**Task goal**:
Every line below that contains "screenshot" is to be copied.

[Entries from a dataset of interfaces]
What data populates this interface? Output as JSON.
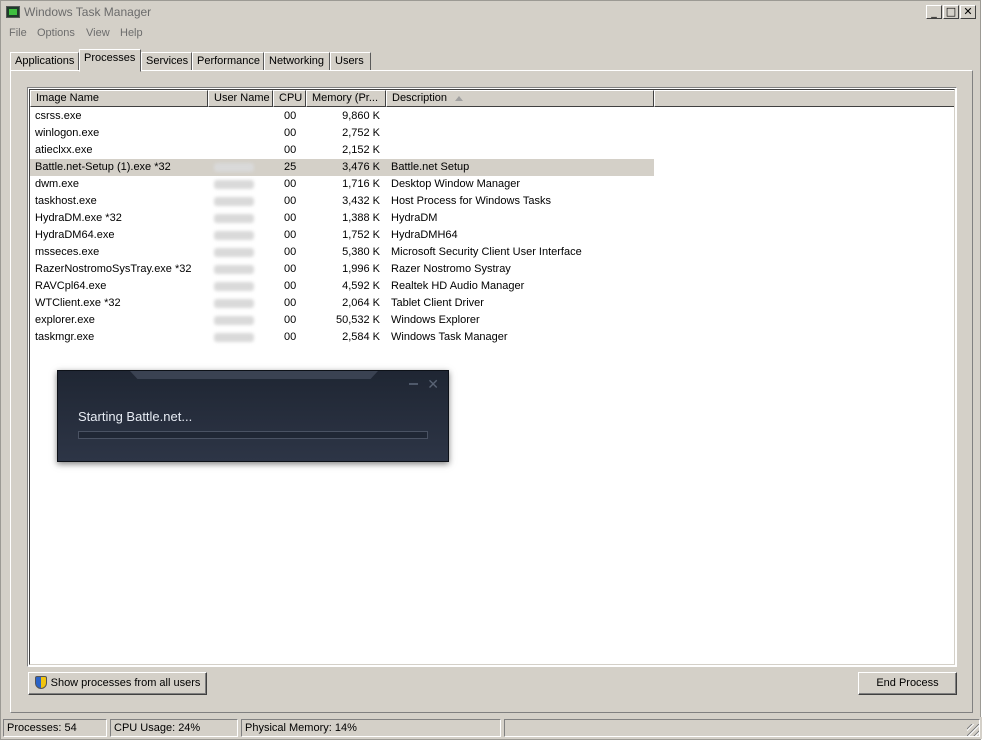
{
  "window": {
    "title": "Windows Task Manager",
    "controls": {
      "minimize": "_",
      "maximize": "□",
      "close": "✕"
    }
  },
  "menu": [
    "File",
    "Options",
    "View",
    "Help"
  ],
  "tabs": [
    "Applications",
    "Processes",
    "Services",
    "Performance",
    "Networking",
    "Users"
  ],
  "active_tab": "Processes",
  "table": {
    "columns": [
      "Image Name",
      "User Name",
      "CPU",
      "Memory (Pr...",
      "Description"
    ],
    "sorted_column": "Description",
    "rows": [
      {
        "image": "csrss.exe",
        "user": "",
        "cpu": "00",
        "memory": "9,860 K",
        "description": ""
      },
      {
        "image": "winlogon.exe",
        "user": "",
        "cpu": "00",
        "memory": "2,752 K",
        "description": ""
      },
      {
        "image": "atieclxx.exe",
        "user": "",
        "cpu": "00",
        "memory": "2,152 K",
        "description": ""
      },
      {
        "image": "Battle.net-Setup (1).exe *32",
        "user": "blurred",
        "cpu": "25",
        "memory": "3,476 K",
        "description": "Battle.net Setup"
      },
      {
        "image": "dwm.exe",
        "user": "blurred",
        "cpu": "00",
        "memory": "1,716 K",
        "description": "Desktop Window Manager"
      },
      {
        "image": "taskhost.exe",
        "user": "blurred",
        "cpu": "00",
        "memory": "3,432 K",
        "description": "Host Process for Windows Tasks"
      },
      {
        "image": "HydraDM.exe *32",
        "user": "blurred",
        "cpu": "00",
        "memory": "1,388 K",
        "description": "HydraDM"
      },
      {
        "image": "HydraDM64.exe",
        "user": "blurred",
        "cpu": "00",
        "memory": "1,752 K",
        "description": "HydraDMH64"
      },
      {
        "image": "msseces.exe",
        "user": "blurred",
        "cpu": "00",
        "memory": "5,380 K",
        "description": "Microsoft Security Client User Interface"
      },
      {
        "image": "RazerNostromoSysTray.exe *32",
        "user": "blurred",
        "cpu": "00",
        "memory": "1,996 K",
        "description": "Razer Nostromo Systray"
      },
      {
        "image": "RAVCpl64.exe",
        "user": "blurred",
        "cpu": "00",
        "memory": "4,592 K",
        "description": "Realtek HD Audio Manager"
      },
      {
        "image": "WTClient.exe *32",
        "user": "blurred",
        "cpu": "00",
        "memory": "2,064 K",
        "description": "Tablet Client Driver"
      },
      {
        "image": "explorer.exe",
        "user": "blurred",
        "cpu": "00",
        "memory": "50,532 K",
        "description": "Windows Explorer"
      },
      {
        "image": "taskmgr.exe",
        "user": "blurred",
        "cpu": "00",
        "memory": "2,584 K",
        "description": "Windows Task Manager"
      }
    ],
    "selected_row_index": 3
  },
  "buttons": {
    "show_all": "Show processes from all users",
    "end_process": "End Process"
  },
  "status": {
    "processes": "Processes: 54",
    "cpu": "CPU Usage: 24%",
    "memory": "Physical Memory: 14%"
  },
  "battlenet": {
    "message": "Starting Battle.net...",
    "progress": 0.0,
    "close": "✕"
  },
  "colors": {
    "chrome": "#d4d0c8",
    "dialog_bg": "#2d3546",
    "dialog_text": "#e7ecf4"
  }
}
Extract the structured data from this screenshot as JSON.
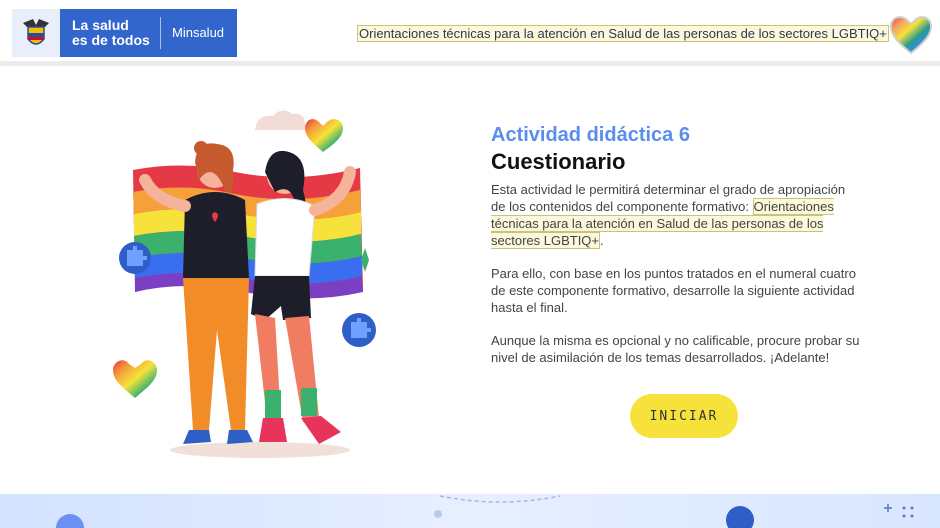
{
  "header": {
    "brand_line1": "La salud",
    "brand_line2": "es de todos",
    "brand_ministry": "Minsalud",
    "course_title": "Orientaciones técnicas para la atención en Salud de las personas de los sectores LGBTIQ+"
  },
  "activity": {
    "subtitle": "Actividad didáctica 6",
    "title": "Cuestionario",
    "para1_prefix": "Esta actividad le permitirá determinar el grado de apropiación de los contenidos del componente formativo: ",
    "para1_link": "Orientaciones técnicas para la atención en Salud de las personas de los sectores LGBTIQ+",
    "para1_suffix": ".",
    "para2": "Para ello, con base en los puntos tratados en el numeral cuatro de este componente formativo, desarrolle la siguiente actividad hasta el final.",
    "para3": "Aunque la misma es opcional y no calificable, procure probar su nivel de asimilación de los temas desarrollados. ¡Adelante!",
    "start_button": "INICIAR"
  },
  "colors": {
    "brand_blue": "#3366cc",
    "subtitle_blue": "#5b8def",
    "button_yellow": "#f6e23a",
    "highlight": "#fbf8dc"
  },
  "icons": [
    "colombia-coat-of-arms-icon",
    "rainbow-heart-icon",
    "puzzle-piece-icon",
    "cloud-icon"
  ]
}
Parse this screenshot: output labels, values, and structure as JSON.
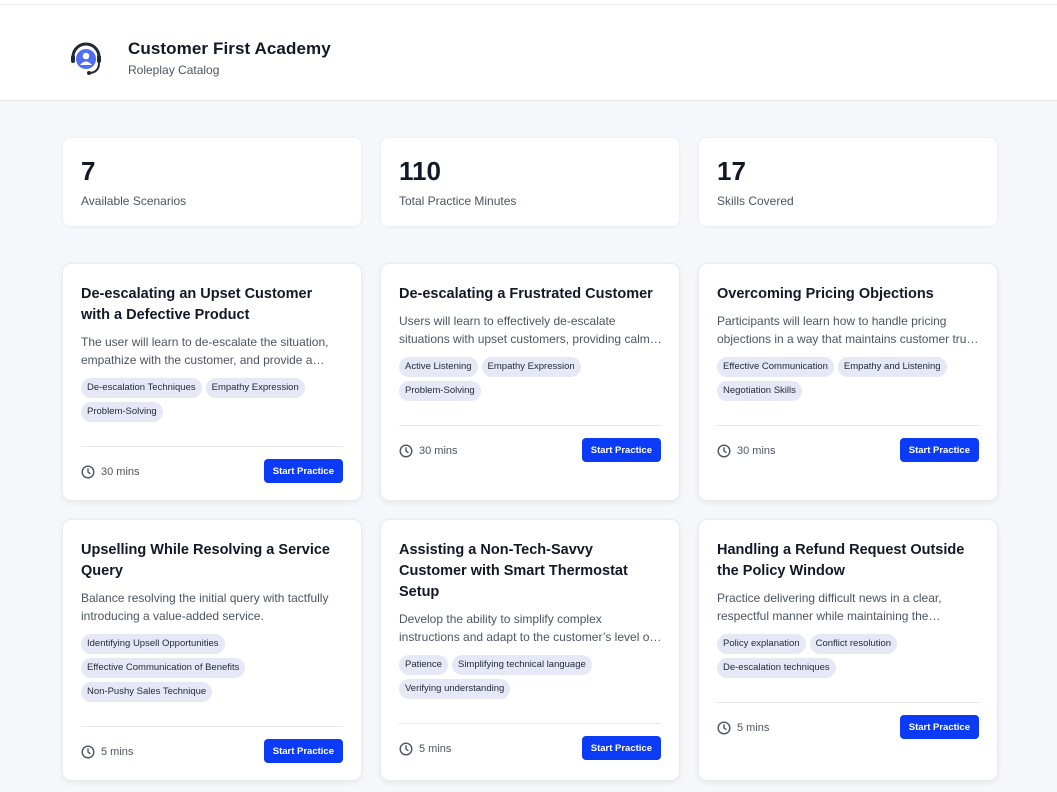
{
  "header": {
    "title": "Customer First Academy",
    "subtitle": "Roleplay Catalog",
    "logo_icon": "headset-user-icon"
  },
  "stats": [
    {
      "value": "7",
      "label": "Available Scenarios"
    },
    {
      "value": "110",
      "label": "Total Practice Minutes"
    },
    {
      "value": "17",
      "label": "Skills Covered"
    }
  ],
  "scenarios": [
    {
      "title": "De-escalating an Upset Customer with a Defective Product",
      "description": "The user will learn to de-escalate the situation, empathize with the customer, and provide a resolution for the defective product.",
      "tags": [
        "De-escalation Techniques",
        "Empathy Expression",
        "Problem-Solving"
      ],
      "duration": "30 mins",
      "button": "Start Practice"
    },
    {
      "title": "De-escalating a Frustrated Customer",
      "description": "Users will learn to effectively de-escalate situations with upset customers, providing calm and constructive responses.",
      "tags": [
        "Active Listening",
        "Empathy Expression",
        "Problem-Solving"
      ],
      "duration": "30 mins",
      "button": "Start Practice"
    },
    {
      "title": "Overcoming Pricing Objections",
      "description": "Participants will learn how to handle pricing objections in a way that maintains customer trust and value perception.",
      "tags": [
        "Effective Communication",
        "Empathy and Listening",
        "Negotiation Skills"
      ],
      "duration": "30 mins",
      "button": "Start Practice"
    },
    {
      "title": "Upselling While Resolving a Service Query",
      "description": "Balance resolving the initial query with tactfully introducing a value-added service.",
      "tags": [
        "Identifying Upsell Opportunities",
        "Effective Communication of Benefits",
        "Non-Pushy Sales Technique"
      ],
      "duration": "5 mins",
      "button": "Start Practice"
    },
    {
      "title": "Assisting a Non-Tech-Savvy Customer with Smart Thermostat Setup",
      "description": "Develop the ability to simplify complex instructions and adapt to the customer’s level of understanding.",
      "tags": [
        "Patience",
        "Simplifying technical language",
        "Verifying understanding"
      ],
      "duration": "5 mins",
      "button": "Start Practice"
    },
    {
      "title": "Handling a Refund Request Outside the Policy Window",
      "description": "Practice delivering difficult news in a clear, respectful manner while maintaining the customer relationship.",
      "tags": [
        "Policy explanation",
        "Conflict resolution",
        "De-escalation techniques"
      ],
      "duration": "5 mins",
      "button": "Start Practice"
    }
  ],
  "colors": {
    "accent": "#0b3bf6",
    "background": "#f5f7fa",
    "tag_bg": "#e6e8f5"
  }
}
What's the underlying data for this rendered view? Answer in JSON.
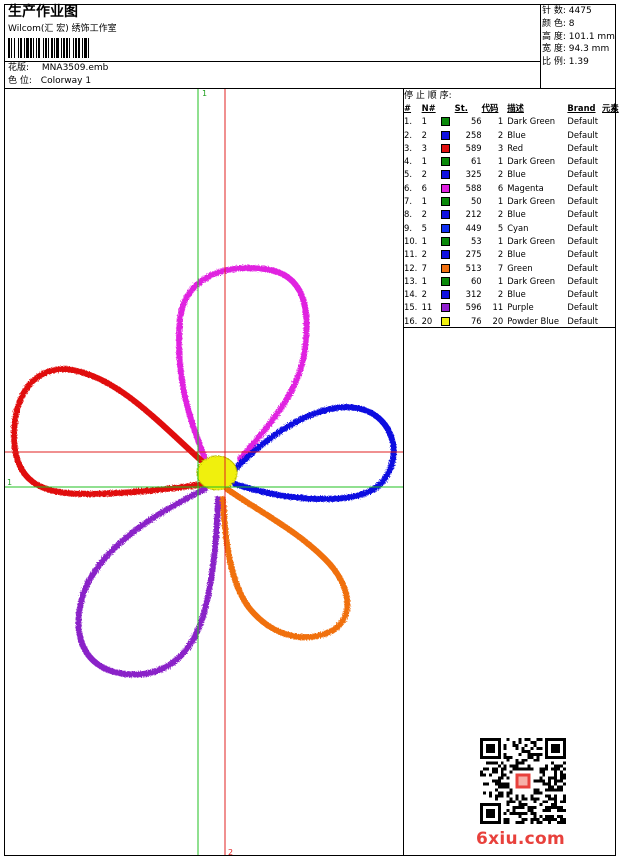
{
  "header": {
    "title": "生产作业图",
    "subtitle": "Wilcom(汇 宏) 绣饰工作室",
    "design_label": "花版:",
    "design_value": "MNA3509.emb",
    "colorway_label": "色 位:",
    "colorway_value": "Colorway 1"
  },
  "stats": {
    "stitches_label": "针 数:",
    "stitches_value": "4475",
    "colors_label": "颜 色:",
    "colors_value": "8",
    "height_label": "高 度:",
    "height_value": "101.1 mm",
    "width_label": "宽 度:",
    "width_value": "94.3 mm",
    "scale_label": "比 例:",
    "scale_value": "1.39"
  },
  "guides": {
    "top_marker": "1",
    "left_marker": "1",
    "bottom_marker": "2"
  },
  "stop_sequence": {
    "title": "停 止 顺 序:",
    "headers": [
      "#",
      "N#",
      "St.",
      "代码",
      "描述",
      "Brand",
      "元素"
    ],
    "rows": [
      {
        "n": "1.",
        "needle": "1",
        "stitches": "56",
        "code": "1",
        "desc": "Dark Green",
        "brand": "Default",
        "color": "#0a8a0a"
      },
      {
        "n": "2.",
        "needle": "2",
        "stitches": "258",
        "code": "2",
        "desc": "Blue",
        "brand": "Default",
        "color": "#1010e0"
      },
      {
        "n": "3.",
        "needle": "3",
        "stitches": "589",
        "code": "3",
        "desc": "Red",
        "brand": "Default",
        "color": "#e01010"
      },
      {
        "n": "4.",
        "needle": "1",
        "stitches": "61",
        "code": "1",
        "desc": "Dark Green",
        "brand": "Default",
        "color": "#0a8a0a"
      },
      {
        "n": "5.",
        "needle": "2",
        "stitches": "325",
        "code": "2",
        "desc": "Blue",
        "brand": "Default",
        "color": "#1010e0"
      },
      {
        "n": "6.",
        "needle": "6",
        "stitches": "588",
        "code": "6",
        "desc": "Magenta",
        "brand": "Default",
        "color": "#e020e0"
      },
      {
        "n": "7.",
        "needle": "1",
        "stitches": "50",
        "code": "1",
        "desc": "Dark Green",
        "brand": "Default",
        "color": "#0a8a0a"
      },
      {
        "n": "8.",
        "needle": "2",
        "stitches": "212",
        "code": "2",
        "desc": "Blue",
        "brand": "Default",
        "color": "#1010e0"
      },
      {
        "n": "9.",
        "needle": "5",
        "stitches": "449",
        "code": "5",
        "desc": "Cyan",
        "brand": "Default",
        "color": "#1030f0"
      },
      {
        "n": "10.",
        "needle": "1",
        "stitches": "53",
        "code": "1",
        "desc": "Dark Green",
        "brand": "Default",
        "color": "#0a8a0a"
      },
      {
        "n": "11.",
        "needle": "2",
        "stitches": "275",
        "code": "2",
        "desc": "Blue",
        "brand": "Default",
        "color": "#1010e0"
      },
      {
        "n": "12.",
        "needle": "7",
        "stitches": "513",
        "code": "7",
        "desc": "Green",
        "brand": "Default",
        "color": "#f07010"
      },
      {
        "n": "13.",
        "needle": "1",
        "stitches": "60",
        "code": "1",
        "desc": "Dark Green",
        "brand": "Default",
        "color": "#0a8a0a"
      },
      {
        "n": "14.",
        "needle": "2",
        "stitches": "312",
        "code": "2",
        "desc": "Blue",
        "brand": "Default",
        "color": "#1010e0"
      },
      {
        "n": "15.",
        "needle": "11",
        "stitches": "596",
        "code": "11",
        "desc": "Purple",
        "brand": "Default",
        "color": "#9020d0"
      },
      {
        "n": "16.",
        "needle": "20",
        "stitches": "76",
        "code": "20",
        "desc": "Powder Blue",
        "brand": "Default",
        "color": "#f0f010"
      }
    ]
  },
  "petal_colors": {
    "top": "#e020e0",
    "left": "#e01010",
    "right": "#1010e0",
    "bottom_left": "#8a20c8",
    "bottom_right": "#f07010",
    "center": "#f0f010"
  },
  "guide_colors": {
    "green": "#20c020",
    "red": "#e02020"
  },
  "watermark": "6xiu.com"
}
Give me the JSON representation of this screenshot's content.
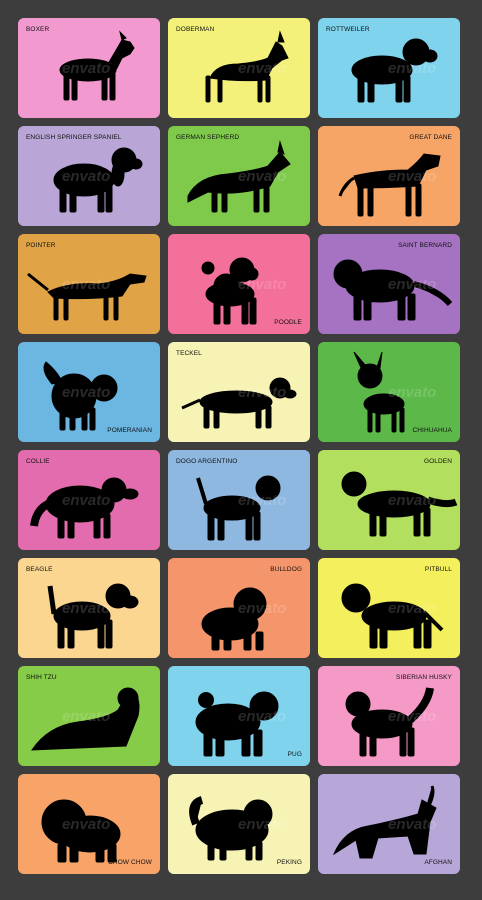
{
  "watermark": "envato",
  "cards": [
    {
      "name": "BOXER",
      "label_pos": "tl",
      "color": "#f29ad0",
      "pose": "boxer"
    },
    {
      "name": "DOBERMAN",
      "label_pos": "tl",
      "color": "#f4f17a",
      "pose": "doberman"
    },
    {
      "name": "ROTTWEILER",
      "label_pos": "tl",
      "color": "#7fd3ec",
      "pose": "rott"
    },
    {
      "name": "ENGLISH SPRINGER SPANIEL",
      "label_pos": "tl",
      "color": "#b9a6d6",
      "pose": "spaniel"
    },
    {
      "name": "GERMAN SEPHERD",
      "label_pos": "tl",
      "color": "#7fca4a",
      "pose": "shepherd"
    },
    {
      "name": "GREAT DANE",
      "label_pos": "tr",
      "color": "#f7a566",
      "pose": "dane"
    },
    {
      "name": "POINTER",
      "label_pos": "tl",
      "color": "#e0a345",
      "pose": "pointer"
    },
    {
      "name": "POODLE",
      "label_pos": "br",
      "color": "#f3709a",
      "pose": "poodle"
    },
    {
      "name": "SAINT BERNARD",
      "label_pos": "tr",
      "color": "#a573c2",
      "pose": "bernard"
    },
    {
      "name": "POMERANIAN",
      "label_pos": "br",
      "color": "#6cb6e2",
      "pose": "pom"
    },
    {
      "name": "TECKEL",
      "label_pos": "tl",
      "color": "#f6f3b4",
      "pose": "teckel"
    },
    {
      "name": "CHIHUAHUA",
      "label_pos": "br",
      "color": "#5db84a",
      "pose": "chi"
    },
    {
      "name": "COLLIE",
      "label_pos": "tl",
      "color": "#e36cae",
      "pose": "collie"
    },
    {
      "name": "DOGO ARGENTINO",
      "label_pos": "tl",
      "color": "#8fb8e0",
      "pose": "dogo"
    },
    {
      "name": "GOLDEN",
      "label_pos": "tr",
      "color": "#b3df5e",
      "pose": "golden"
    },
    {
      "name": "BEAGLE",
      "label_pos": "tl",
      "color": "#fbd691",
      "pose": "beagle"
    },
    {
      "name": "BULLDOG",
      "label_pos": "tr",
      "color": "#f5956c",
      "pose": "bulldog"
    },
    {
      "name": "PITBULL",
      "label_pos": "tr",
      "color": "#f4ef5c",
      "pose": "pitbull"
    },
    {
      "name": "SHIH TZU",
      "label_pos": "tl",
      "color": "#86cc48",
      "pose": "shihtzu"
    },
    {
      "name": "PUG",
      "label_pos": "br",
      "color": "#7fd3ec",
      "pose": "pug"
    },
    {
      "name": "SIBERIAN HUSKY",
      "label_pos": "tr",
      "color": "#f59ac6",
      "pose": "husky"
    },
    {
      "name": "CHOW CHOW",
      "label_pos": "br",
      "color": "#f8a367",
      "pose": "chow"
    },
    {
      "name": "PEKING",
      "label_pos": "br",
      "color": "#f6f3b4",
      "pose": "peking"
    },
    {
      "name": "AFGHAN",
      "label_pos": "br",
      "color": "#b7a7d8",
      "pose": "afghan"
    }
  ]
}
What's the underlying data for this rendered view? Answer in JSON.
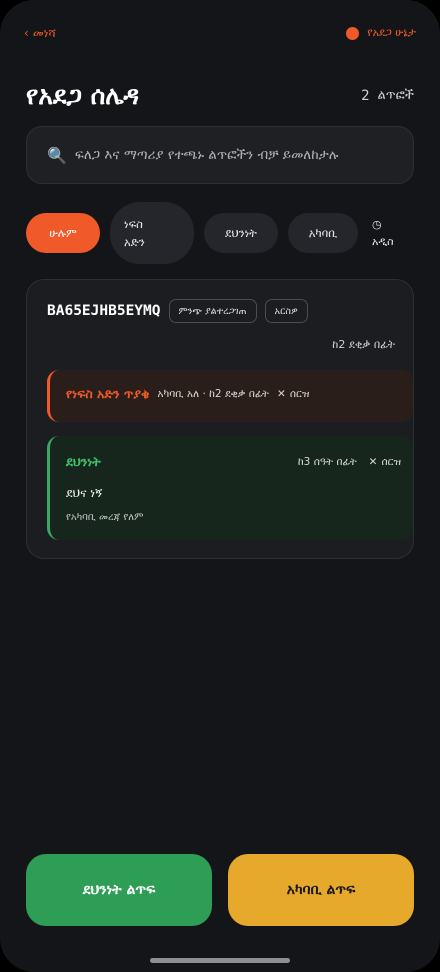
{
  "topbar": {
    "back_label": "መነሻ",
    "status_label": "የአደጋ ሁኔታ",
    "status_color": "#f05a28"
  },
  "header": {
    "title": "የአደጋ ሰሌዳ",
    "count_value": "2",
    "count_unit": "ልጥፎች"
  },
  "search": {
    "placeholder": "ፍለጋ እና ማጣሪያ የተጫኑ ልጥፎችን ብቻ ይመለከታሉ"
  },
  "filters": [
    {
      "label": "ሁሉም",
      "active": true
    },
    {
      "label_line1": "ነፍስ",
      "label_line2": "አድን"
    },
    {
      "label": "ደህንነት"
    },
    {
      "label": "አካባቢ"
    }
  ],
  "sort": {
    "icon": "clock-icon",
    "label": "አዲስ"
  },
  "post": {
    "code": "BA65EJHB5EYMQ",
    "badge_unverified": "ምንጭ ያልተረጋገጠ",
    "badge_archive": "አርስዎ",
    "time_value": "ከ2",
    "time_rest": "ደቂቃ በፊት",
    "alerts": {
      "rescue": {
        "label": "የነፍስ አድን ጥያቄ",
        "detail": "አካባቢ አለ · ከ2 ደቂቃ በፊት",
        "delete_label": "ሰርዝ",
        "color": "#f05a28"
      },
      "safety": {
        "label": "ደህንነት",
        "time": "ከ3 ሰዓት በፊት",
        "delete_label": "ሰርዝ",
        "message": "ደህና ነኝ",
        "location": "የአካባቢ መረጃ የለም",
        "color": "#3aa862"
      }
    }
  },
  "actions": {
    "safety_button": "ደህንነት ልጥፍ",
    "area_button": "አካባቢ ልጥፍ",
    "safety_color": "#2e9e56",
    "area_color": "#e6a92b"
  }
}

**Answer for the task**:
Extract the structured data from this screenshot as JSON.
Parse this screenshot: output labels, values, and structure as JSON.
Give me the JSON representation of this screenshot's content.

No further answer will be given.